Taung

The Taung Skull Fos­sil Site is where the Taung Child, the type-spec­i­men of Aus­tralo­p­ithe­cus africanus, was found in 1924. The site is in the North West province, approx­i­mate­ly 300km west of Johan­nes­burg.

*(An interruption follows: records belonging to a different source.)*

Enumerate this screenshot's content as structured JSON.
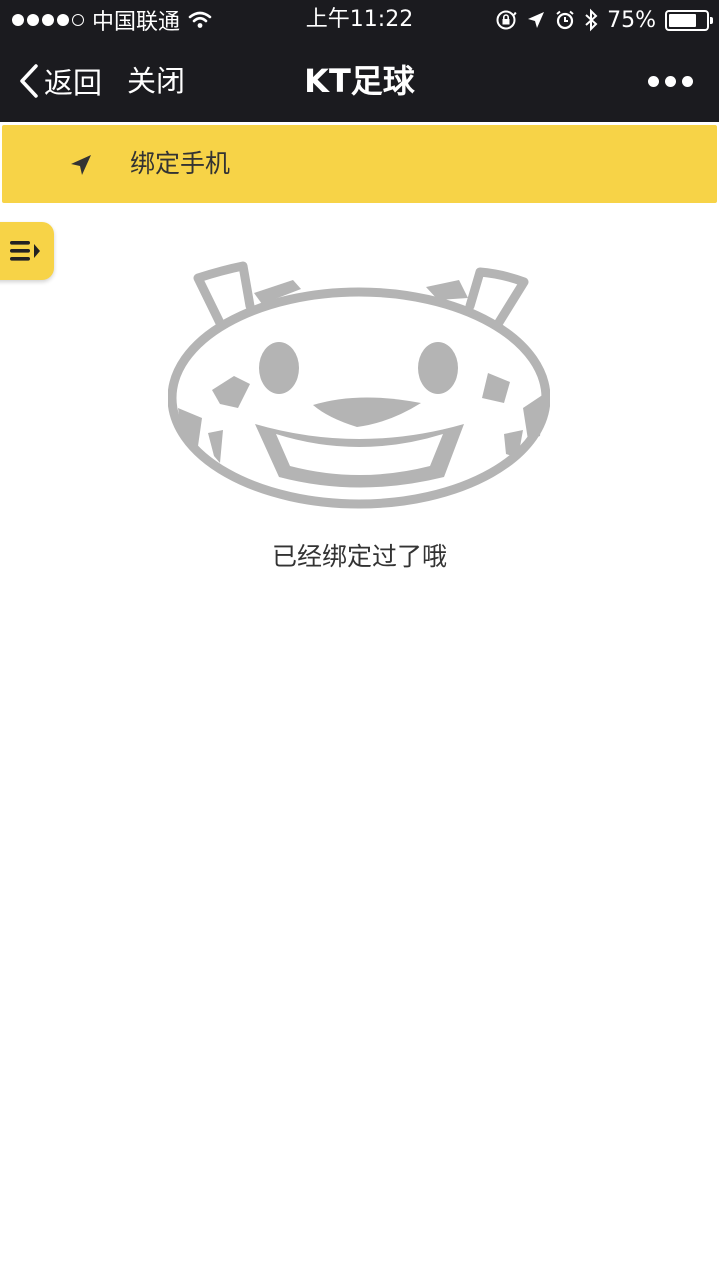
{
  "status_bar": {
    "carrier": "中国联通",
    "time": "上午11:22",
    "battery": "75%",
    "battery_level": 0.75,
    "icons": [
      "signal-dots-icon",
      "wifi-icon",
      "orientation-lock-icon",
      "location-arrow-icon",
      "alarm-icon",
      "bluetooth-icon",
      "battery-icon"
    ]
  },
  "nav": {
    "back_label": "返回",
    "close_label": "关闭",
    "title": "KT足球",
    "more_icon": "more-dots-icon"
  },
  "bind_bar": {
    "icon": "location-arrow-icon",
    "label": "绑定手机"
  },
  "side_tab": {
    "icon": "menu-toggle-icon"
  },
  "empty_state": {
    "image": "tiger-mascot-illustration",
    "message": "已经绑定过了哦"
  },
  "colors": {
    "header_bg": "#1b1b1f",
    "accent_yellow": "#f7d347",
    "mascot_gray": "#b4b4b4",
    "text_dark": "#333333"
  }
}
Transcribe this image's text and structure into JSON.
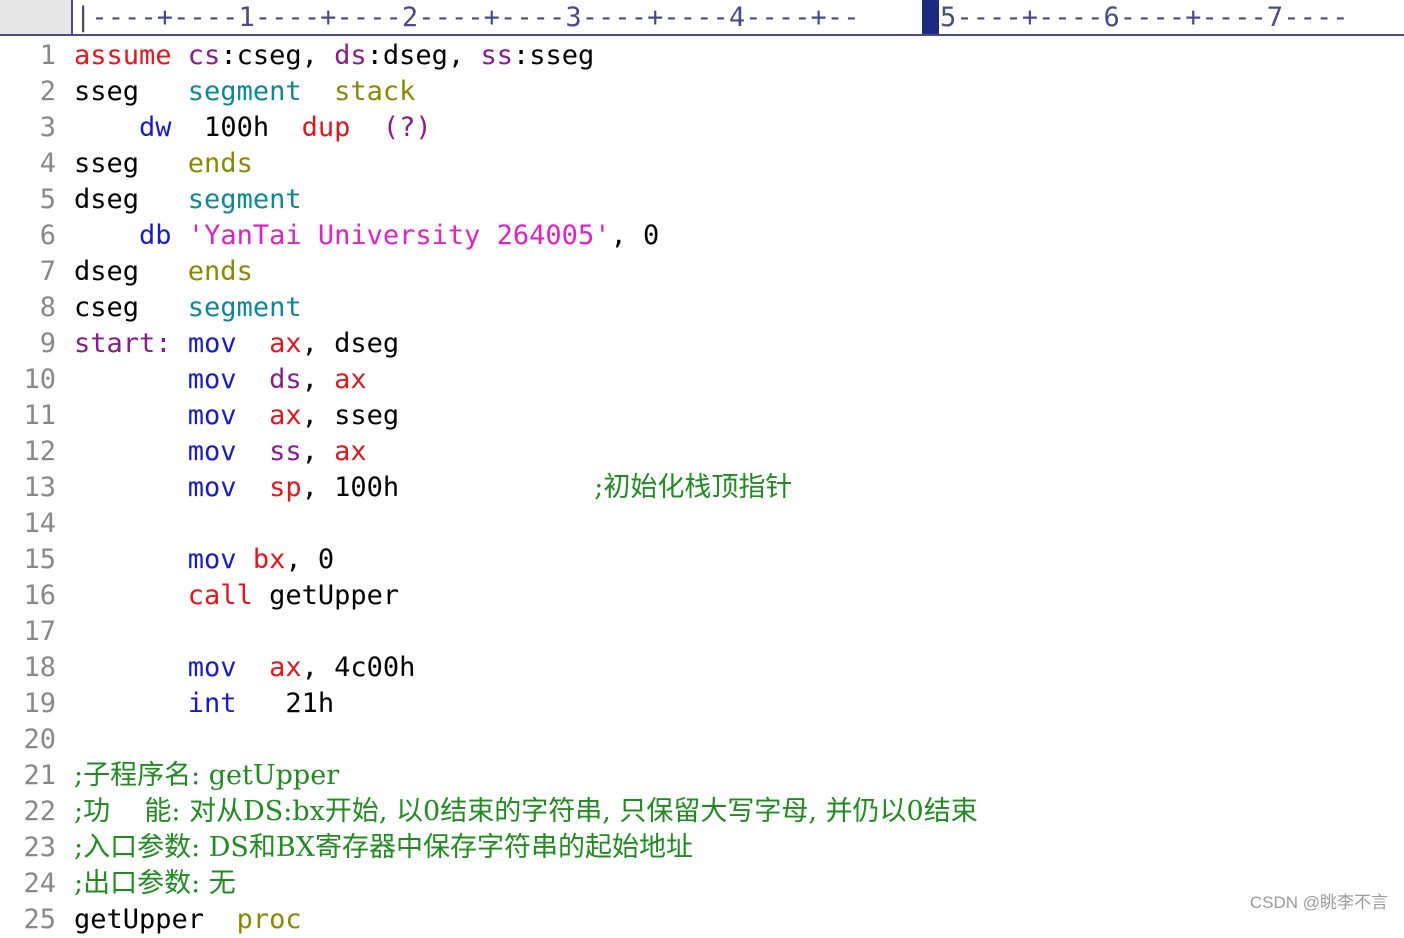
{
  "ruler": {
    "text": "|----+----1----+----2----+----3----+----4----+--",
    "text_after": "5----+----6----+----7----"
  },
  "colors": {
    "default": "#000000",
    "red": "#e8141c",
    "keyword": "#8a1a8c",
    "teal": "#0b8a96",
    "olive": "#8a8a00",
    "blue": "#1a1acc",
    "magenta": "#e020c8",
    "comment": "#1e8c1e",
    "line_number": "#888888"
  },
  "lines": [
    {
      "n": "1",
      "indent": 0,
      "tokens": [
        {
          "t": "assume",
          "c": "red"
        },
        {
          "t": " cs",
          "c": "keyword"
        },
        {
          "t": ":cseg",
          "c": "default"
        },
        {
          "t": ",",
          "c": "default"
        },
        {
          "t": " ds",
          "c": "keyword"
        },
        {
          "t": ":dseg",
          "c": "default"
        },
        {
          "t": ",",
          "c": "default"
        },
        {
          "t": " ss",
          "c": "keyword"
        },
        {
          "t": ":sseg",
          "c": "default"
        }
      ]
    },
    {
      "n": "2",
      "indent": 0,
      "tokens": [
        {
          "t": "sseg   ",
          "c": "default"
        },
        {
          "t": "segment",
          "c": "teal"
        },
        {
          "t": "  ",
          "c": "default"
        },
        {
          "t": "stack",
          "c": "olive"
        }
      ]
    },
    {
      "n": "3",
      "indent": 4,
      "tokens": [
        {
          "t": "dw",
          "c": "blue"
        },
        {
          "t": "  100h  ",
          "c": "default"
        },
        {
          "t": "dup",
          "c": "red"
        },
        {
          "t": "  ",
          "c": "default"
        },
        {
          "t": "(?)",
          "c": "keyword"
        }
      ]
    },
    {
      "n": "4",
      "indent": 0,
      "tokens": [
        {
          "t": "sseg   ",
          "c": "default"
        },
        {
          "t": "ends",
          "c": "olive"
        }
      ]
    },
    {
      "n": "5",
      "indent": 0,
      "tokens": [
        {
          "t": "dseg   ",
          "c": "default"
        },
        {
          "t": "segment",
          "c": "teal"
        }
      ]
    },
    {
      "n": "6",
      "indent": 4,
      "tokens": [
        {
          "t": "db",
          "c": "blue"
        },
        {
          "t": " ",
          "c": "default"
        },
        {
          "t": "'YanTai University 264005'",
          "c": "magenta"
        },
        {
          "t": ", 0",
          "c": "default"
        }
      ]
    },
    {
      "n": "7",
      "indent": 0,
      "tokens": [
        {
          "t": "dseg   ",
          "c": "default"
        },
        {
          "t": "ends",
          "c": "olive"
        }
      ]
    },
    {
      "n": "8",
      "indent": 0,
      "tokens": [
        {
          "t": "cseg   ",
          "c": "default"
        },
        {
          "t": "segment",
          "c": "teal"
        }
      ]
    },
    {
      "n": "9",
      "indent": 0,
      "tokens": [
        {
          "t": "start:",
          "c": "keyword"
        },
        {
          "t": " ",
          "c": "default"
        },
        {
          "t": "mov",
          "c": "blue"
        },
        {
          "t": "  ",
          "c": "default"
        },
        {
          "t": "ax",
          "c": "red"
        },
        {
          "t": ", dseg",
          "c": "default"
        }
      ]
    },
    {
      "n": "10",
      "indent": 7,
      "tokens": [
        {
          "t": "mov",
          "c": "blue"
        },
        {
          "t": "  ",
          "c": "default"
        },
        {
          "t": "ds",
          "c": "keyword"
        },
        {
          "t": ", ",
          "c": "default"
        },
        {
          "t": "ax",
          "c": "red"
        }
      ]
    },
    {
      "n": "11",
      "indent": 7,
      "tokens": [
        {
          "t": "mov",
          "c": "blue"
        },
        {
          "t": "  ",
          "c": "default"
        },
        {
          "t": "ax",
          "c": "red"
        },
        {
          "t": ", sseg",
          "c": "default"
        }
      ]
    },
    {
      "n": "12",
      "indent": 7,
      "tokens": [
        {
          "t": "mov",
          "c": "blue"
        },
        {
          "t": "  ",
          "c": "default"
        },
        {
          "t": "ss",
          "c": "keyword"
        },
        {
          "t": ", ",
          "c": "default"
        },
        {
          "t": "ax",
          "c": "red"
        }
      ]
    },
    {
      "n": "13",
      "indent": 7,
      "tokens": [
        {
          "t": "mov",
          "c": "blue"
        },
        {
          "t": "  ",
          "c": "default"
        },
        {
          "t": "sp",
          "c": "red"
        },
        {
          "t": ", 100h            ",
          "c": "default"
        },
        {
          "t": ";初始化栈顶指针",
          "c": "comment"
        }
      ]
    },
    {
      "n": "14",
      "indent": 0,
      "tokens": []
    },
    {
      "n": "15",
      "indent": 7,
      "tokens": [
        {
          "t": "mov",
          "c": "blue"
        },
        {
          "t": " ",
          "c": "default"
        },
        {
          "t": "bx",
          "c": "red"
        },
        {
          "t": ", 0",
          "c": "default"
        }
      ]
    },
    {
      "n": "16",
      "indent": 7,
      "tokens": [
        {
          "t": "call",
          "c": "red"
        },
        {
          "t": " getUpper",
          "c": "default"
        }
      ]
    },
    {
      "n": "17",
      "indent": 0,
      "tokens": []
    },
    {
      "n": "18",
      "indent": 7,
      "tokens": [
        {
          "t": "mov",
          "c": "blue"
        },
        {
          "t": "  ",
          "c": "default"
        },
        {
          "t": "ax",
          "c": "red"
        },
        {
          "t": ", 4c00h",
          "c": "default"
        }
      ]
    },
    {
      "n": "19",
      "indent": 7,
      "tokens": [
        {
          "t": "int",
          "c": "blue"
        },
        {
          "t": "   21h",
          "c": "default"
        }
      ]
    },
    {
      "n": "20",
      "indent": 0,
      "tokens": []
    },
    {
      "n": "21",
      "indent": 0,
      "tokens": [
        {
          "t": ";子程序名: getUpper",
          "c": "comment"
        }
      ]
    },
    {
      "n": "22",
      "indent": 0,
      "tokens": [
        {
          "t": ";功    能: 对从DS:bx开始, 以0结束的字符串, 只保留大写字母, 并仍以0结束",
          "c": "comment"
        }
      ]
    },
    {
      "n": "23",
      "indent": 0,
      "tokens": [
        {
          "t": ";入口参数: DS和BX寄存器中保存字符串的起始地址",
          "c": "comment"
        }
      ]
    },
    {
      "n": "24",
      "indent": 0,
      "tokens": [
        {
          "t": ";出口参数: 无",
          "c": "comment"
        }
      ]
    },
    {
      "n": "25",
      "indent": 0,
      "tokens": [
        {
          "t": "getUpper  ",
          "c": "default"
        },
        {
          "t": "proc",
          "c": "olive"
        }
      ]
    }
  ],
  "watermark": "CSDN @眺李不言"
}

It was declared part of the Cra­dle of Humankind World Her­itage Site in 2005, along with the Maka­pans Valley.

The Cra­dle of Humankind has links to oth­er World Her­itage Sites that also have impor­tant fos­sil remains relat­ing to hominid evo­lu­tion, includ­ing the San­gi­ran Ear­ly Man Site in Java, Indone­sia; Zhouk­oudi­an, People’s Repub­lic of Chi­na; the Low­er Val­ley of the Awash, Ethiopia; the Low­er Val­ley of the Omo, Ethiopia; and Oldu­vai Gorge and Lae­toli, Tanzania.

Return to the Exhi­bi­tion Guide.